Several issues can arise when trying to change your child’s diet. The picky-eating habits your ASD child might have may make dietary changes difficult. Special diets also can be costly and inconvenient, so it is important to assess if the changes would fit into your life and budget. While many parents claim that a certain diet worked for their ASD child, you might find that your child does not experience the same results. Testing different diets and supplements takes time and considerable effort, and it really is best to discuss changes with your doctor and a registered dietitian nutritionist to make sure that your child is getting the right nutrition.

Things to Consider

  • Talk to your doctor and a registered dietitian nutritionist.

  • Discuss diet changes with school staff and other caregivers.

  • Consider the time, effort, and money involved with trying different diets.

The Bottom Line

It is natural for you to be eager to find ways to improve your child’s ASD symptoms. But before making any changes, consider the advice of your doctor and a registered dietitian nutritionist and evaluate what is best for your child and your personal situation. Even if you do not plan to try any of these dietary treatments, focusing on nutrition is still important.

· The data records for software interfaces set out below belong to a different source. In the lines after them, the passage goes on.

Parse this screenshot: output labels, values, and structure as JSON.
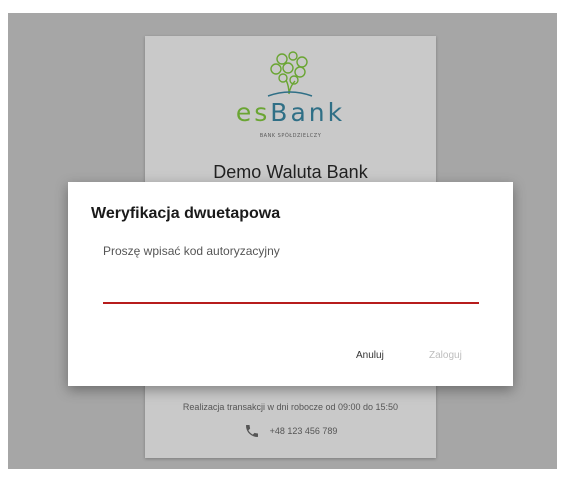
{
  "login_card": {
    "logo_word_prefix": "es",
    "logo_word_suffix": "Bank",
    "logo_subtitle": "BANK SPÓŁDZIELCZY",
    "bank_name": "Demo Waluta Bank",
    "hours_text": "Realizacja transakcji w dni robocze od 09:00 do 15:50",
    "phone": "+48 123 456 789"
  },
  "dialog": {
    "title": "Weryfikacja dwuetapowa",
    "prompt": "Proszę wpisać kod autoryzacyjny",
    "code_value": "",
    "cancel_label": "Anuluj",
    "login_label": "Zaloguj"
  },
  "colors": {
    "backdrop": "#a6a6a6",
    "card": "#c9c9c9",
    "input_underline": "#b71c1c",
    "logo_green": "#6aa533",
    "logo_blue": "#2f6f86",
    "disabled_text": "#bdbdbd"
  },
  "icons": {
    "logo": "tree-logo-icon",
    "phone": "phone-icon"
  }
}
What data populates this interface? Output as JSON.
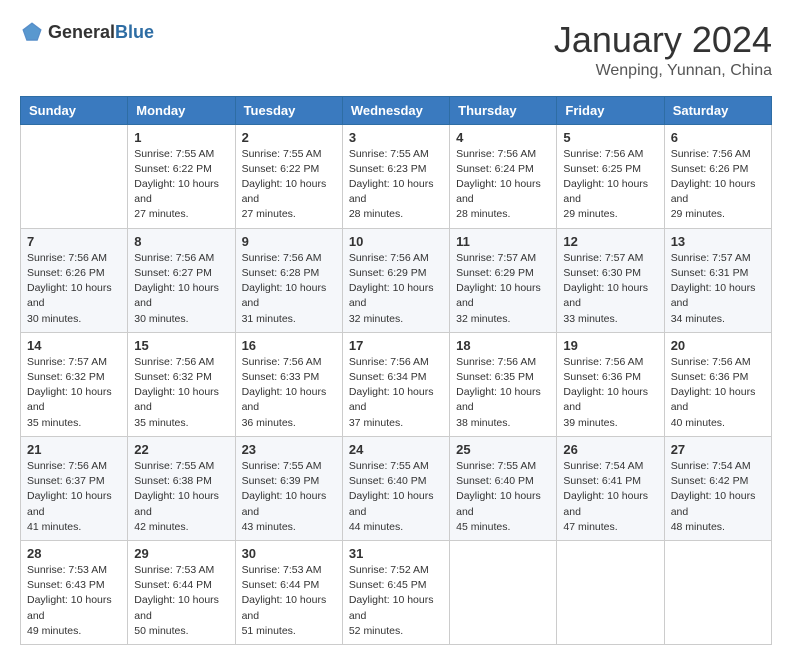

Learn More

To learn more about nutrition options for your ASD child, use the resources listed below:

  • Cooperative Extension Family and Consumer Sciences (FCS) Educator (look in the blue pages of your telephone book). Florida Extension offices are listed online by UF/IFAS at or

  • For referral to a registered dietitian nutritionist (RDN) in your area you can call the Florida Academy of Nutrition and Dietetics at (850) 386-8850 or check the yellow pages of your phone book. You can also find a registered dietitian nutritionist in your area by visiting the Academy of Nutrition and Dietetics RD Finder at

Recommended Websites


Buie, T., Fuchs, G. J., Futura, G. T., Kooros, K., Levy, J., Lewis, J. D., Wershil, B. K., & Winter, H. (2010). Recommendations for evaluation and treatment of common gastrointestinal problems in children with ASDs. Pediatrics, 125, S19–S29.

Cermack, S. A., Curtin, C., & Bandini, L. G. (2010). Food selectivity and sensory sensitivity in children with autism spectrum disorders. J Am Diet Assoc, 110, 238–246.

Levy, S. E., & Hyman, S. L. (2005). Novel Treatments for Autistic Spectrum Disorders. Ment Retard Dev Disabil Res Rev, 11, 131–142.

Elder, J. H. (2008). The gluten-free, casein-free diet in autism: An overview with clinical implications. Nutr Clin Pract, 23, 583.

Marcason, W. (2009). What is the current status of research concerning use of a gluten-free, casein-free diet for children diagnosed with autism? J Am Diet Assoc, 109, 572.

Stewart, P. A., Hyman, S. L., Schmidt, B. L., Macklin, E. A., Reynolds, A., Johnson, C. R., James, S. J., & Manning-Courtney, P. (2015, in press). Dietary supplementation in children with autism spectrum disorders: common, insufficient, and excessive. J Acad Nutr Diet. DOI:



This document is FCS8991, one of a series of the Department of Family, Youth, and Community Sciences, UF/IFAS Extension. Original publication date September 2011. Revised July 2015. Visit the EDIS website at


Michelle A. Zitt, MS, RDN (UF Dietetic Internship Program alumna, 2012); Karla P. Shelnutt, PhD, RDN, assistant professor, Department of Family, Youth, and Community Sciences; and Gail P. A. Kauwell, PhD, RDN, LD/N, professor, Food Science and Human Nutrition Department; UF/IFAS Extension Gainesville, FL 32611.

The Institute of Food and Agricultural Sciences (IFAS) is an Equal Opportunity Institution authorized to provide research, educational information and other services only to individuals and institutions that function with non-discrimination with respect to race, creed, color, religion, age, disability, sex, sexual orientation, marital status, national origin, political opinions or affiliations. For more information on obtaining other UF/IFAS Extension publications, contact your county's UF/IFAS Extension office.

U.S. Department of Agriculture, UF/IFAS Extension Service, University of Florida, IFAS, Florida A & M University Cooperative Extension Program, and Boards of County Commissioners Cooperating. Nick T. Place, dean for UF/IFAS Extension.